Can we talk about polish for a second, though? Because far out, Madden 19 has stepped up and offered an even better gameplay experience. With the introduction of real player motions, this allows you to execute better blocking in defence as well as make smoother cuts with your players during drives. Touchdown celebrations have also been added back into the game, which is the aesthetic icing on the cake in my opinion. It’s a fundamental element of the showmanship of American football and adds to the personality of the game. For longtime fans, it likely also plays as a welcome re-addition since celebrations haven’t been part of the games since Madden NFL 09.
Alongside Longshot: Homecoming, changes have been made to Madden Ultimate Team such as the introduction of 3v3 online matchups as well as “Solo Battles.” Solo Battles focus on daily rewards for completing challenges and ranks you on a leaderboard against other players. This year, I invested a lot more time into Ultimate Team and found it to be very addictive. Collecting players and trying to improve my team to complete challenges gives a clear-cut play/reward system which feels like the proverbial hamster wheel. The chase of always wanting better cards like in other collectable card games is still an alluring and cyclically self-destructive pattern to become caught up in if you’re likely to spend money on virtual currency. Taking into account the existing foundation they’ve perfected and these new additions, however, Marvel Ultimate Team offers a level of enjoyment that is parallel to Longshot but provides an entirely different experience. Coupled with the always fundamental Exhibition/Franchise modes and more, Madden continues to become a well-rounded experience for all different types of fans and game mode enthusiasts.

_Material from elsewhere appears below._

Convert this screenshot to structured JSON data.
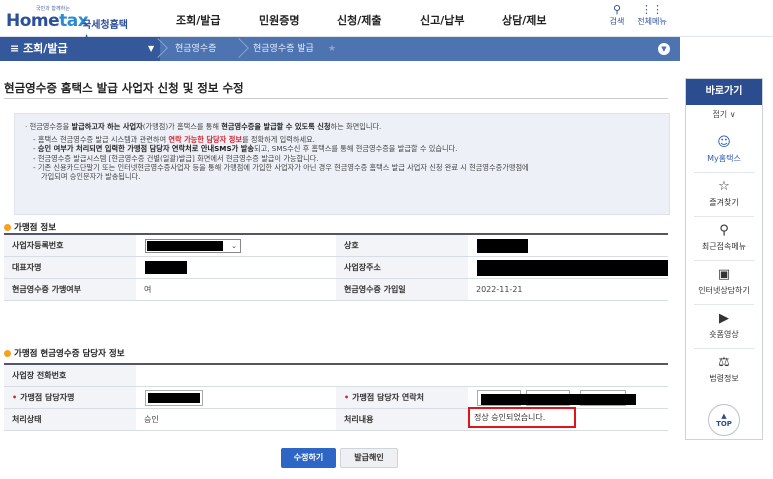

While a majority of the talent from Longshot Season 1 were back for Homecoming, Mahershala Ali was absent while newcomers included Adam Sandler BFF/collaborator Rob Schneider (Hot Chick, Deuce Bigalow), young star Joey King (Slender Man, Independence Day: Resurgence) and TV star Ron Cephas Jones (Luke Cage, Mr Robot). The stand-out in my eyes, however, was the performance of Barry Corbin in his return as Mathis Bullfrogs coach Hank Jamison, who delivered a level of gravitas this year which highlighted the messages that Longshot: Homecoming is imparting. Once again, the soundtrack also comes littered with current famous musicians such as Post Malone, Cardi B, Nicki Minaj and Pusha T amongst others which add that extra level of adrenaline that you’d experience watching a game on TV or live in person. Rounding out a stellar cast and well-curated soundtrack is the incredible run on the Frostbite graphics engine, which makes Madden NFL 19 pop in a current generation of visually striking games.
Hot damn, I’m even more impressed this year than I was the last. EA took the blueprint for what made Madden 18 great and continued to add building blocks to the formula which were necessary to get it to the next level. With a seeming downswing for NBA games in a time of virtual currencies, Madden manages to offer an experience mostly apart from that which is highly enjoyable and detailed in scope. Will a new favourite sports series be taking up the mantle of king in the Shaw household? Only time will tell! But one thing’s for sure; the gap just closed one hell of a lot.